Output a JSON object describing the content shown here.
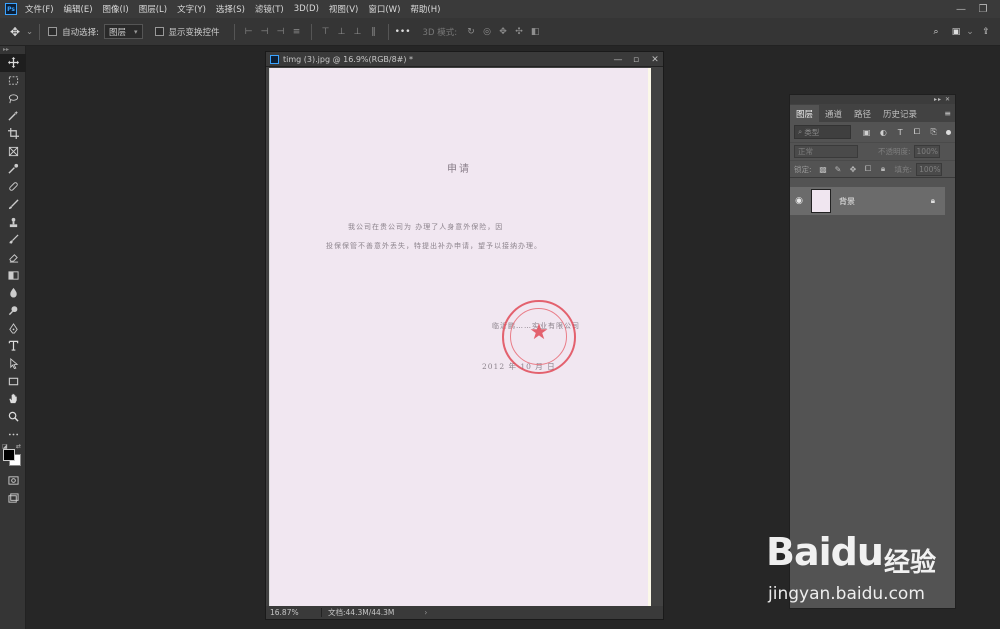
{
  "menubar": {
    "app_logo": "Ps",
    "items": [
      "文件(F)",
      "编辑(E)",
      "图像(I)",
      "图层(L)",
      "文字(Y)",
      "选择(S)",
      "滤镜(T)",
      "3D(D)",
      "视图(V)",
      "窗口(W)",
      "帮助(H)"
    ],
    "window_controls": [
      "—",
      "❐"
    ]
  },
  "options": {
    "auto_select_label": "自动选择:",
    "auto_select_target": "图层",
    "show_transform_label": "显示变换控件",
    "mode_3d_label": "3D 模式:"
  },
  "document": {
    "title": "timg (3).jpg @ 16.9%(RGB/8#) *",
    "heading": "申请",
    "line1": "我公司在贵公司为                办理了人身意外保险，因",
    "line2": "投保保管不善意外丢失，特提出补办申请，望予以接纳办理。",
    "signature": "临沂鹏……实业有限公司",
    "date": "2012  年  10  月   日",
    "zoom": "16.87%",
    "doc_size": "文档:44.3M/44.3M"
  },
  "layers_panel": {
    "tabs": [
      "图层",
      "通道",
      "路径",
      "历史记录"
    ],
    "filter_placeholder": "类型",
    "blend_mode": "正常",
    "opacity_label": "不透明度:",
    "opacity_value": "100%",
    "lock_label": "锁定:",
    "fill_label": "填充:",
    "fill_value": "100%",
    "layer_name": "背景"
  },
  "watermark": {
    "brand": "Baidu",
    "brand_cn": "经验",
    "url": "jingyan.baidu.com"
  },
  "colors": {
    "accent": "#3aa3ff",
    "paper": "#f1e7f1",
    "stamp": "#e14a58"
  }
}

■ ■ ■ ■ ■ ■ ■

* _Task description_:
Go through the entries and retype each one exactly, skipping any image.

* _Written answer_:
Output a JSON object describing the content shown here.
{
  "menubar": {
    "app_logo": "Ps",
    "items": [
      "文件(F)",
      "编辑(E)",
      "图像(I)",
      "图层(L)",
      "文字(Y)",
      "选择(S)",
      "滤镜(T)",
      "3D(D)",
      "视图(V)",
      "窗口(W)",
      "帮助(H)"
    ],
    "window_controls": [
      "—",
      "❐"
    ]
  },
  "options": {
    "auto_select_label": "自动选择:",
    "auto_select_target": "图层",
    "show_transform_label": "显示变换控件",
    "mode_3d_label": "3D 模式:"
  },
  "document": {
    "title": "timg (3).jpg @ 16.9%(RGB/8#) *",
    "heading": "申请",
    "line1": "我公司在贵公司为                办理了人身意外保险，因",
    "line2": "投保保管不善意外丢失，特提出补办申请，望予以接纳办理。",
    "signature": "临沂鹏……实业有限公司",
    "date": "2012  年  10  月   日",
    "zoom": "16.87%",
    "doc_size": "文档:44.3M/44.3M"
  },
  "layers_panel": {
    "tabs": [
      "图层",
      "通道",
      "路径",
      "历史记录"
    ],
    "filter_placeholder": "类型",
    "blend_mode": "正常",
    "opacity_label": "不透明度:",
    "opacity_value": "100%",
    "lock_label": "锁定:",
    "fill_label": "填充:",
    "fill_value": "100%",
    "layer_name": "背景"
  },
  "watermark": {
    "brand": "Baidu",
    "brand_cn": "经验",
    "url": "jingyan.baidu.com"
  },
  "colors": {
    "accent": "#3aa3ff",
    "paper": "#f1e7f1",
    "stamp": "#e14a58"
  }
}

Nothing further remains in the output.